Getting there: Tapalpa is located 83 miles south of Guadalajara, and it’s about a two-hour drive, so it makes for a long day trip. Go with a guide, or rent a car and go on your own.
Travel Tip: If you decide to spend the night instead of heading back to Guadalajara, the town square is lively in the evening and the hotel Casona del Manzano is a great choice for a comfortable stay.
Agua Caliente Water Park: Waterslides and Wave Pools
If you're in Guadalajara when the weather is hot (mainly during the spring and summer), or if you’re traveling with kids any time of year, you might enjoy a trip to the Agua Caliente water park. The pools are fed by hot springs, and there are multiple water slides and pools, including two wave pools. If you reserve in advance you can rent a private pool, which they fill with spring-fed thermal waters upon your arrival.
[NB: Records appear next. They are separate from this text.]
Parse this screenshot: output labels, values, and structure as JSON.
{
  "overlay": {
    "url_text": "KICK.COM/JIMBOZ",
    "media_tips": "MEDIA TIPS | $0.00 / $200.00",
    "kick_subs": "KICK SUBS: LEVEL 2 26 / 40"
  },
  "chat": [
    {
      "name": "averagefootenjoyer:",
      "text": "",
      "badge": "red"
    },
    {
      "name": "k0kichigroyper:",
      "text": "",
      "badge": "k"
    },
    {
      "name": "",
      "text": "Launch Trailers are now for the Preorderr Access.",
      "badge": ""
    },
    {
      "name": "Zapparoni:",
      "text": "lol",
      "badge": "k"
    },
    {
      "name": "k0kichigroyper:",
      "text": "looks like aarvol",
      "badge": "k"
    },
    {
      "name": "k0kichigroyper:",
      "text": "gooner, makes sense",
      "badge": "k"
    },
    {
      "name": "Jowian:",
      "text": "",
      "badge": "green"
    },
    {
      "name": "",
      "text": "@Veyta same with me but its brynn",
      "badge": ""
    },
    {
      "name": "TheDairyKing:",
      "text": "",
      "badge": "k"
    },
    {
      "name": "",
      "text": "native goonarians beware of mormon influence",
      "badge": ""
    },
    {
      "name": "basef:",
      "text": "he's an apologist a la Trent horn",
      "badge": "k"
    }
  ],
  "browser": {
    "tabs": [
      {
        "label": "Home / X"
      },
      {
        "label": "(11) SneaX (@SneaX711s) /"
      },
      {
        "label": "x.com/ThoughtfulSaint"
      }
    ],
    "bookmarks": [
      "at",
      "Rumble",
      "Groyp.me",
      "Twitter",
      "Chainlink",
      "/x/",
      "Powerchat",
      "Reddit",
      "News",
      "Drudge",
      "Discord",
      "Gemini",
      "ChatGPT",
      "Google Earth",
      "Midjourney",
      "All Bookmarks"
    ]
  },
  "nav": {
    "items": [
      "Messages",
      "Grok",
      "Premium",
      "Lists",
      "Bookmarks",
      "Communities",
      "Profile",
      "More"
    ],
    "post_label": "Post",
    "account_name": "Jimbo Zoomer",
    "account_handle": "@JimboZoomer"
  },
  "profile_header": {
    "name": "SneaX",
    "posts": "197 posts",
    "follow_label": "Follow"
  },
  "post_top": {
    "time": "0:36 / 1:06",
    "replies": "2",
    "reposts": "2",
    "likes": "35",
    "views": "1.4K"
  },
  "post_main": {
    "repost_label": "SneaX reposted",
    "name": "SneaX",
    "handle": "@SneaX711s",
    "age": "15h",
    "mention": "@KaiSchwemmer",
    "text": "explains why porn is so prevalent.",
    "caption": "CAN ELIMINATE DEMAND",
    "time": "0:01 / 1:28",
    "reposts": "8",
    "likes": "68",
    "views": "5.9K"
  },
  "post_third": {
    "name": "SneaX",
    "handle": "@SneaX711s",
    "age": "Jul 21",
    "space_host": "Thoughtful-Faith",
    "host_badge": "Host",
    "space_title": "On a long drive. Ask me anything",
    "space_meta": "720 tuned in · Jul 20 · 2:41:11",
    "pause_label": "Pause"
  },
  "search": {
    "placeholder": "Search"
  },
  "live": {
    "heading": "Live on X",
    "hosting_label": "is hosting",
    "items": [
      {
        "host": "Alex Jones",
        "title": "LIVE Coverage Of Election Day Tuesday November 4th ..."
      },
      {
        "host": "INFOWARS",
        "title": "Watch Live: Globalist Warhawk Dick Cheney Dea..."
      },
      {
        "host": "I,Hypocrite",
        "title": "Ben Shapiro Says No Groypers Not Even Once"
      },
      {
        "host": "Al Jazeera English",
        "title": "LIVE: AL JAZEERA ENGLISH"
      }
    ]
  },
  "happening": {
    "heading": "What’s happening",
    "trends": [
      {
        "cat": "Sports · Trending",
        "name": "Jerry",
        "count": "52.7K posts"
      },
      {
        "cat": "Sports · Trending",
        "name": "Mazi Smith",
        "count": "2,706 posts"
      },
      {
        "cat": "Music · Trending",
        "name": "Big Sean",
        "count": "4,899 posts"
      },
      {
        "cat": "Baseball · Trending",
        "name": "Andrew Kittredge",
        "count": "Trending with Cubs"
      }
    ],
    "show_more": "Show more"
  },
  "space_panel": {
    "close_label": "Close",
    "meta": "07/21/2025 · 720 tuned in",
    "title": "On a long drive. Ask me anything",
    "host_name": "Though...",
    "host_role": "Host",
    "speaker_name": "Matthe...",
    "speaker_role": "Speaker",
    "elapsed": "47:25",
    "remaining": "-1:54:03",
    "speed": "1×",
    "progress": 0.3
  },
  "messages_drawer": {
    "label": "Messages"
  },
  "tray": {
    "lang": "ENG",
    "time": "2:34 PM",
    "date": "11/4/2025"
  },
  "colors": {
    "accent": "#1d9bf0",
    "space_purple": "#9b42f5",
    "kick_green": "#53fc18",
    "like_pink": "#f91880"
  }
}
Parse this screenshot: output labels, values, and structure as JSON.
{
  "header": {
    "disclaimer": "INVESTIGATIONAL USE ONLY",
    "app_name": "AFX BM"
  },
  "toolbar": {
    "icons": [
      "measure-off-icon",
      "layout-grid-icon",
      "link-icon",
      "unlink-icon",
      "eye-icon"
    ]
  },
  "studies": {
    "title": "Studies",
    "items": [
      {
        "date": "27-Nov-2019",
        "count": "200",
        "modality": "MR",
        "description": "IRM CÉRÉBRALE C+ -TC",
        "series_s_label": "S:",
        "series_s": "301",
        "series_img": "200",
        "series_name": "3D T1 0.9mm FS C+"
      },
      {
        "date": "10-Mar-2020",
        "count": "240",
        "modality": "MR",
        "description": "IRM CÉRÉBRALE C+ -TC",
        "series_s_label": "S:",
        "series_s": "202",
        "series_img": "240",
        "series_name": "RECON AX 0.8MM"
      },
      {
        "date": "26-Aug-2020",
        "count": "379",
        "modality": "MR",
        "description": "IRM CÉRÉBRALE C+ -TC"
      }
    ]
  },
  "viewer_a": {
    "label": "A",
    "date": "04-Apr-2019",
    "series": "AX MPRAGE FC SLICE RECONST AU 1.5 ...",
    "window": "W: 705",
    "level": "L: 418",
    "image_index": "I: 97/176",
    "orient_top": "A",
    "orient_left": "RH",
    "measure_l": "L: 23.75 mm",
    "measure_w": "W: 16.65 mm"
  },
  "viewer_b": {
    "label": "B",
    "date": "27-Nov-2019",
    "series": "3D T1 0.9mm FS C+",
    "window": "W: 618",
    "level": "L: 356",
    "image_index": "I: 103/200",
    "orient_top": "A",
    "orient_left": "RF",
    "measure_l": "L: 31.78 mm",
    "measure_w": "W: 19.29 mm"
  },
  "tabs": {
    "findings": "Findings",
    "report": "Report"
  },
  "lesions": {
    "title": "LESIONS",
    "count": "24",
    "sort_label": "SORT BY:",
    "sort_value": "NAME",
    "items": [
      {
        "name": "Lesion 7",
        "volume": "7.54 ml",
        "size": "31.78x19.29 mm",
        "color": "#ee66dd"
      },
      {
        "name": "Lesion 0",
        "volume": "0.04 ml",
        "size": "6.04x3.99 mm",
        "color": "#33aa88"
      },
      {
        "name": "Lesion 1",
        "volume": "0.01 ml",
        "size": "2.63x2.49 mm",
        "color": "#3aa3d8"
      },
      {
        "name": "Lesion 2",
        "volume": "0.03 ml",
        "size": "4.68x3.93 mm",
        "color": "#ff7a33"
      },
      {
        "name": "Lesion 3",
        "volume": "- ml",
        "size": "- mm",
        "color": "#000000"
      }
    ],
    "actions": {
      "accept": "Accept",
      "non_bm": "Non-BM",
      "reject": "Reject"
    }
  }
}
Getting There: Agua Caliente is located in Villa Corona, about a 45-minute drive from Guadalajara on the Guadalajara-Barra de Navidad Highway. To go by public transportation, you can catch a bus at the Central Vieja bus station: Transportes Bellavista offers a package that includes admission and transportation there and back.
Travel Tip: On weekends Agua Caliente can get very busy, but it’s usually uncrowded during the week (except during the Semana Santa Easter break).